Thank you. I often wonder if other art I like inspires my work, even if subconsciously. I love cinema, especially films by Bresson, Tarkovsky, Bergman, and Malick. Their works really are inspiring.
I’m also learning more and more about painting and recently bought a book about the masters. Botticelli, Titian, Giotto, their work is beautiful. I’ve always loved William Blake, (my Instagram handle is from a Blake quote). His work really resonates with me.
“If I could create a photograph that has a flicker of the spirit you find in a William Blake painting, then that really would be something special.”
I like to think that my photos are in some way inspired by all these greats artists. But maybe more than anything they just inspire me to keep creating and trying to make something that has integrity and spirit like their works do. If I could create a photograph that has a flicker of the spirit you find in a William Blake painting, then that really would be something special.
“[…] my self-portraits help me better understand the female form […]”
You also take self-portraits. Does staging yourself have any impact on the way you photograph others?
I guess my self-portraits help me better understand the female form and how to photograph it in a way that is honest and beautiful. I’ve learned a lot about photography through my self-portraits.
Having the time and space at home to experiment when I’m photographing myself, which I don’t always have with a model, helps me learn how to get the results I want.
You are starting to have a lot of people following you on Instagram. Social networks require sustained content production, while film imposes a much slower and reflective pace. Did this contradictory dynamic affect the way you take pictures?
I don’t think film is necessarily slower and more reflective. Shooting film does mean that instead of coming home with a thousand images from a shoot I come home with a hundred. So the number of times I go out and shoot doesn’t change, just the number of images I have at the end.
In this way, the Instagram community doesn’t really affect the way I take pictures as such, but it does motivate me to keep creating and keep striving to get the work I want.
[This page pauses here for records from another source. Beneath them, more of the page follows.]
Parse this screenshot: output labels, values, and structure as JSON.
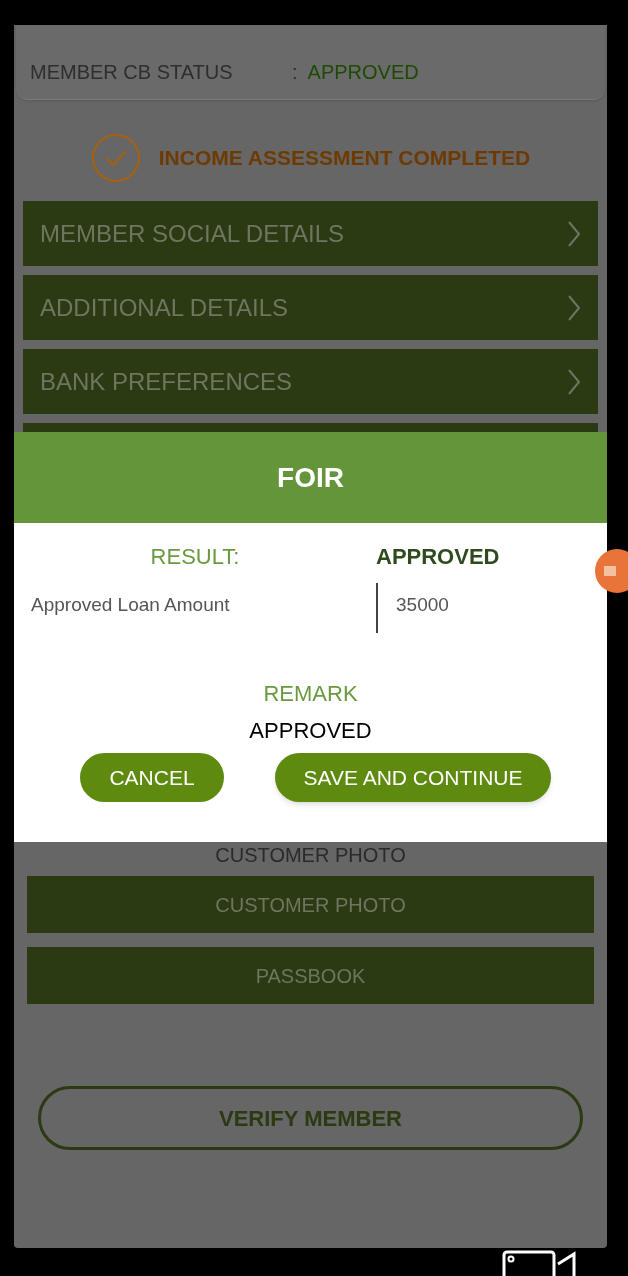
{
  "member_info": {
    "label": "MEMBER CB STATUS",
    "separator": ":",
    "value": "APPROVED"
  },
  "income_assessment": {
    "label": "INCOME ASSESSMENT COMPLETED",
    "completed": true
  },
  "sections": [
    {
      "label": "MEMBER SOCIAL DETAILS"
    },
    {
      "label": "ADDITIONAL DETAILS"
    },
    {
      "label": "BANK PREFERENCES"
    }
  ],
  "photos": {
    "heading": "CUSTOMER PHOTO",
    "buttons": [
      "CUSTOMER PHOTO",
      "PASSBOOK"
    ]
  },
  "verify_button": "VERIFY MEMBER",
  "dialog": {
    "title": "FOIR",
    "result_label": "RESULT:",
    "result_value": "APPROVED",
    "loan_label": "Approved Loan Amount",
    "loan_value": "35000",
    "remark_label": "REMARK",
    "remark_value": "APPROVED",
    "buttons": [
      {
        "label": "CANCEL",
        "kind": "secondary"
      },
      {
        "label": "SAVE AND CONTINUE",
        "kind": "primary"
      }
    ]
  }
}
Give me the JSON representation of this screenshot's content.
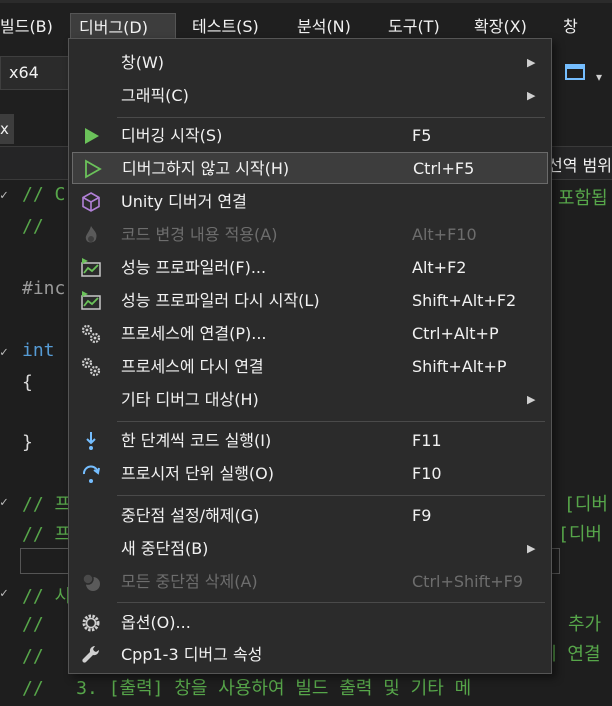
{
  "menubar": {
    "items": [
      "빌드(B)",
      "디버그(D)",
      "테스트(S)",
      "분석(N)",
      "도구(T)",
      "확장(X)",
      "창(W)"
    ]
  },
  "toolbar": {
    "platform": "x64"
  },
  "tab": {
    "label": "x"
  },
  "navbar": {
    "scope": "선역 범위"
  },
  "code": {
    "line1": "// C",
    "line1_tail": "포함됩",
    "line2": "//",
    "line3": "#inc",
    "line4_kw": "int",
    "line5": "{",
    "line6": "}",
    "line7": "// 프",
    "line7_tail": "[디버",
    "line8": "// 프",
    "line8_tail": "[디버",
    "line9": "// 시",
    "line10": "//",
    "line10_tail": "추가",
    "line11": "//",
    "line11_tail": "에 연결",
    "line12": "//   3. [출력] 창을 사용하여 빌드 출력 및 기타 메"
  },
  "debug_menu": {
    "items": [
      {
        "label": "창(W)",
        "shortcut": "",
        "submenu": true,
        "icon": "none",
        "disabled": false
      },
      {
        "label": "그래픽(C)",
        "shortcut": "",
        "submenu": true,
        "icon": "none",
        "disabled": false
      },
      {
        "label": "디버깅 시작(S)",
        "shortcut": "F5",
        "submenu": false,
        "icon": "play-filled-icon",
        "disabled": false
      },
      {
        "label": "디버그하지 않고 시작(H)",
        "shortcut": "Ctrl+F5",
        "submenu": false,
        "icon": "play-outline-icon",
        "disabled": false,
        "highlighted": true
      },
      {
        "label": "Unity 디버거 연결",
        "shortcut": "",
        "submenu": false,
        "icon": "cube-icon",
        "disabled": false
      },
      {
        "label": "코드 변경 내용 적용(A)",
        "shortcut": "Alt+F10",
        "submenu": false,
        "icon": "flame-icon",
        "disabled": true
      },
      {
        "label": "성능 프로파일러(F)...",
        "shortcut": "Alt+F2",
        "submenu": false,
        "icon": "profiler-icon",
        "disabled": false
      },
      {
        "label": "성능 프로파일러 다시 시작(L)",
        "shortcut": "Shift+Alt+F2",
        "submenu": false,
        "icon": "profiler-icon",
        "disabled": false
      },
      {
        "label": "프로세스에 연결(P)...",
        "shortcut": "Ctrl+Alt+P",
        "submenu": false,
        "icon": "gears-icon",
        "disabled": false
      },
      {
        "label": "프로세스에 다시 연결",
        "shortcut": "Shift+Alt+P",
        "submenu": false,
        "icon": "gears-icon",
        "disabled": false
      },
      {
        "label": "기타 디버그 대상(H)",
        "shortcut": "",
        "submenu": true,
        "icon": "none",
        "disabled": false
      },
      {
        "label": "한 단계씩 코드 실행(I)",
        "shortcut": "F11",
        "submenu": false,
        "icon": "step-into-icon",
        "disabled": false
      },
      {
        "label": "프로시저 단위 실행(O)",
        "shortcut": "F10",
        "submenu": false,
        "icon": "step-over-icon",
        "disabled": false
      },
      {
        "label": "중단점 설정/해제(G)",
        "shortcut": "F9",
        "submenu": false,
        "icon": "none",
        "disabled": false
      },
      {
        "label": "새 중단점(B)",
        "shortcut": "",
        "submenu": true,
        "icon": "none",
        "disabled": false
      },
      {
        "label": "모든 중단점 삭제(A)",
        "shortcut": "Ctrl+Shift+F9",
        "submenu": false,
        "icon": "breakpoints-icon",
        "disabled": true
      },
      {
        "label": "옵션(O)...",
        "shortcut": "",
        "submenu": false,
        "icon": "gear-icon",
        "disabled": false
      },
      {
        "label": "Cpp1-3 디버그 속성",
        "shortcut": "",
        "submenu": false,
        "icon": "wrench-icon",
        "disabled": false
      }
    ]
  },
  "colors": {
    "accent_green": "#6bc25a",
    "accent_blue": "#75beff",
    "comment_green": "#57a64a",
    "keyword_blue": "#569cd6"
  }
}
I think that’s part of the reason I love the analog community on there – people inspiring and encouraging each other to create and learn from one another.
Do you have any projects in the pipeline?
I do! A friend of mine has recently set up a film lab and print studio in the UK. They are making some beautiful prints and scans and I’m collaborating with them on several exciting projects. I’m also taking part in a black and white film project this month which will be cool as I don’t normally shoot black and white.
And lastly, as I’m writing this I’m also preparing for a shoot with some actors in Liverpool for a short film. I’m very excited and grateful for all these wonderful opportunities.